Excerpts from an interface dataset:
>>>>

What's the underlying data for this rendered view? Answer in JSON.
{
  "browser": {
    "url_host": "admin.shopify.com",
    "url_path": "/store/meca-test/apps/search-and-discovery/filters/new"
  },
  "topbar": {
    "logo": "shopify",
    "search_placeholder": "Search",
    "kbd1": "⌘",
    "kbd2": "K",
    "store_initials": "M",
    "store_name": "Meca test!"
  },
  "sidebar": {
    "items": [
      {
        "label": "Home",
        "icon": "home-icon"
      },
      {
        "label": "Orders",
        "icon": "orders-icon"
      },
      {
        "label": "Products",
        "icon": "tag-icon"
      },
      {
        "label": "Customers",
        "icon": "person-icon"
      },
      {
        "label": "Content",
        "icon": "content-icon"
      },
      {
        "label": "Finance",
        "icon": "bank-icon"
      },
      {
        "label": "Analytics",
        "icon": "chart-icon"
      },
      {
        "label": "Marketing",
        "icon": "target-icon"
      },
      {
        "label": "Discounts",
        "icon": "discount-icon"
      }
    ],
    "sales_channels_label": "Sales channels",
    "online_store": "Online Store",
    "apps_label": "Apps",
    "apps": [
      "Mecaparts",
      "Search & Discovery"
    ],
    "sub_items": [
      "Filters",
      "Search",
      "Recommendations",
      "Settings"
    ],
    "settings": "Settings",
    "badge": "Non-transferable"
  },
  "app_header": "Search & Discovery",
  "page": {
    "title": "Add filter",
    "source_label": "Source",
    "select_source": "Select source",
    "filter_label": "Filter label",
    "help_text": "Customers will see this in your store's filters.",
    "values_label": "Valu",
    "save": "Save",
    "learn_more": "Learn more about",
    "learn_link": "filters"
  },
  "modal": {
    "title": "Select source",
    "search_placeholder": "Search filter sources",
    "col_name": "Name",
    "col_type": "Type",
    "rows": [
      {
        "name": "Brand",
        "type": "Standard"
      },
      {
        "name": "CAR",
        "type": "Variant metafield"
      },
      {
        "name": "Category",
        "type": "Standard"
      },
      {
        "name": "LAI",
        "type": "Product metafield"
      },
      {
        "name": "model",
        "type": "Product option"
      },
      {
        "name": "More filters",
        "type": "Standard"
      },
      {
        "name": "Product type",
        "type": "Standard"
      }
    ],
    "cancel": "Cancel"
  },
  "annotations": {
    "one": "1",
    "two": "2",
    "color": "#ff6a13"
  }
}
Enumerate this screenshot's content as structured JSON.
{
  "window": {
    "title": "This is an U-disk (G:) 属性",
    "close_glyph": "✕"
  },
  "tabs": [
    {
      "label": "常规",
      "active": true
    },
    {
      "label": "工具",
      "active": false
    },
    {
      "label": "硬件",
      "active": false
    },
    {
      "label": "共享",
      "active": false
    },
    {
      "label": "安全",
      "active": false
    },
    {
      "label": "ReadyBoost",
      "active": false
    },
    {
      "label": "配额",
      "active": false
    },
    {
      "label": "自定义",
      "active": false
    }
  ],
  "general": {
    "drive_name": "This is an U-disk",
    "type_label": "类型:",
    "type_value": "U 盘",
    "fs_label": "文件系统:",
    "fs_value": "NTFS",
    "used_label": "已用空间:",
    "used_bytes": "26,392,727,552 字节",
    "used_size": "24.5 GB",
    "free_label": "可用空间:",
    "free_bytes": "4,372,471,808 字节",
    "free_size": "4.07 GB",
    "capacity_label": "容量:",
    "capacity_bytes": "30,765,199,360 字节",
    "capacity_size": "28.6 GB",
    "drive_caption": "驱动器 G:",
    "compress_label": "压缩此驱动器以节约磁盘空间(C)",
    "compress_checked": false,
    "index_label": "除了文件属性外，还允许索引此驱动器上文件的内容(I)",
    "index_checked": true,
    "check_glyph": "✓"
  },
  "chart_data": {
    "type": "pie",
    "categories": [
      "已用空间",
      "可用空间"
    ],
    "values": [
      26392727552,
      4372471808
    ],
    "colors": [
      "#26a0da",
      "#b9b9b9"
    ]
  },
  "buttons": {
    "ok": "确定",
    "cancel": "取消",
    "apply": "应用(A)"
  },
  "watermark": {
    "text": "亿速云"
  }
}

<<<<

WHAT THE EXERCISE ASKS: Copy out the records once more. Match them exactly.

RESPONSE AREA:
What's the underlying data for this rendered view? Answer in JSON.
{
  "browser": {
    "url_host": "admin.shopify.com",
    "url_path": "/store/meca-test/apps/search-and-discovery/filters/new"
  },
  "topbar": {
    "logo": "shopify",
    "search_placeholder": "Search",
    "kbd1": "⌘",
    "kbd2": "K",
    "store_initials": "M",
    "store_name": "Meca test!"
  },
  "sidebar": {
    "items": [
      {
        "label": "Home",
        "icon": "home-icon"
      },
      {
        "label": "Orders",
        "icon": "orders-icon"
      },
      {
        "label": "Products",
        "icon": "tag-icon"
      },
      {
        "label": "Customers",
        "icon": "person-icon"
      },
      {
        "label": "Content",
        "icon": "content-icon"
      },
      {
        "label": "Finance",
        "icon": "bank-icon"
      },
      {
        "label": "Analytics",
        "icon": "chart-icon"
      },
      {
        "label": "Marketing",
        "icon": "target-icon"
      },
      {
        "label": "Discounts",
        "icon": "discount-icon"
      }
    ],
    "sales_channels_label": "Sales channels",
    "online_store": "Online Store",
    "apps_label": "Apps",
    "apps": [
      "Mecaparts",
      "Search & Discovery"
    ],
    "sub_items": [
      "Filters",
      "Search",
      "Recommendations",
      "Settings"
    ],
    "settings": "Settings",
    "badge": "Non-transferable"
  },
  "app_header": "Search & Discovery",
  "page": {
    "title": "Add filter",
    "source_label": "Source",
    "select_source": "Select source",
    "filter_label": "Filter label",
    "help_text": "Customers will see this in your store's filters.",
    "values_label": "Valu",
    "save": "Save",
    "learn_more": "Learn more about",
    "learn_link": "filters"
  },
  "modal": {
    "title": "Select source",
    "search_placeholder": "Search filter sources",
    "col_name": "Name",
    "col_type": "Type",
    "rows": [
      {
        "name": "Brand",
        "type": "Standard"
      },
      {
        "name": "CAR",
        "type": "Variant metafield"
      },
      {
        "name": "Category",
        "type": "Standard"
      },
      {
        "name": "LAI",
        "type": "Product metafield"
      },
      {
        "name": "model",
        "type": "Product option"
      },
      {
        "name": "More filters",
        "type": "Standard"
      },
      {
        "name": "Product type",
        "type": "Standard"
      }
    ],
    "cancel": "Cancel"
  },
  "annotations": {
    "one": "1",
    "two": "2",
    "color": "#ff6a13"
  }
}
Enumerate this screenshot's content as structured JSON.
{
  "window": {
    "title": "This is an U-disk (G:) 属性",
    "close_glyph": "✕"
  },
  "tabs": [
    {
      "label": "常规",
      "active": true
    },
    {
      "label": "工具",
      "active": false
    },
    {
      "label": "硬件",
      "active": false
    },
    {
      "label": "共享",
      "active": false
    },
    {
      "label": "安全",
      "active": false
    },
    {
      "label": "ReadyBoost",
      "active": false
    },
    {
      "label": "配额",
      "active": false
    },
    {
      "label": "自定义",
      "active": false
    }
  ],
  "general": {
    "drive_name": "This is an U-disk",
    "type_label": "类型:",
    "type_value": "U 盘",
    "fs_label": "文件系统:",
    "fs_value": "NTFS",
    "used_label": "已用空间:",
    "used_bytes": "26,392,727,552 字节",
    "used_size": "24.5 GB",
    "free_label": "可用空间:",
    "free_bytes": "4,372,471,808 字节",
    "free_size": "4.07 GB",
    "capacity_label": "容量:",
    "capacity_bytes": "30,765,199,360 字节",
    "capacity_size": "28.6 GB",
    "drive_caption": "驱动器 G:",
    "compress_label": "压缩此驱动器以节约磁盘空间(C)",
    "compress_checked": false,
    "index_label": "除了文件属性外，还允许索引此驱动器上文件的内容(I)",
    "index_checked": true,
    "check_glyph": "✓"
  },
  "chart_data": {
    "type": "pie",
    "categories": [
      "已用空间",
      "可用空间"
    ],
    "values": [
      26392727552,
      4372471808
    ],
    "colors": [
      "#26a0da",
      "#b9b9b9"
    ]
  },
  "buttons": {
    "ok": "确定",
    "cancel": "取消",
    "apply": "应用(A)"
  },
  "watermark": {
    "text": "亿速云"
  }
}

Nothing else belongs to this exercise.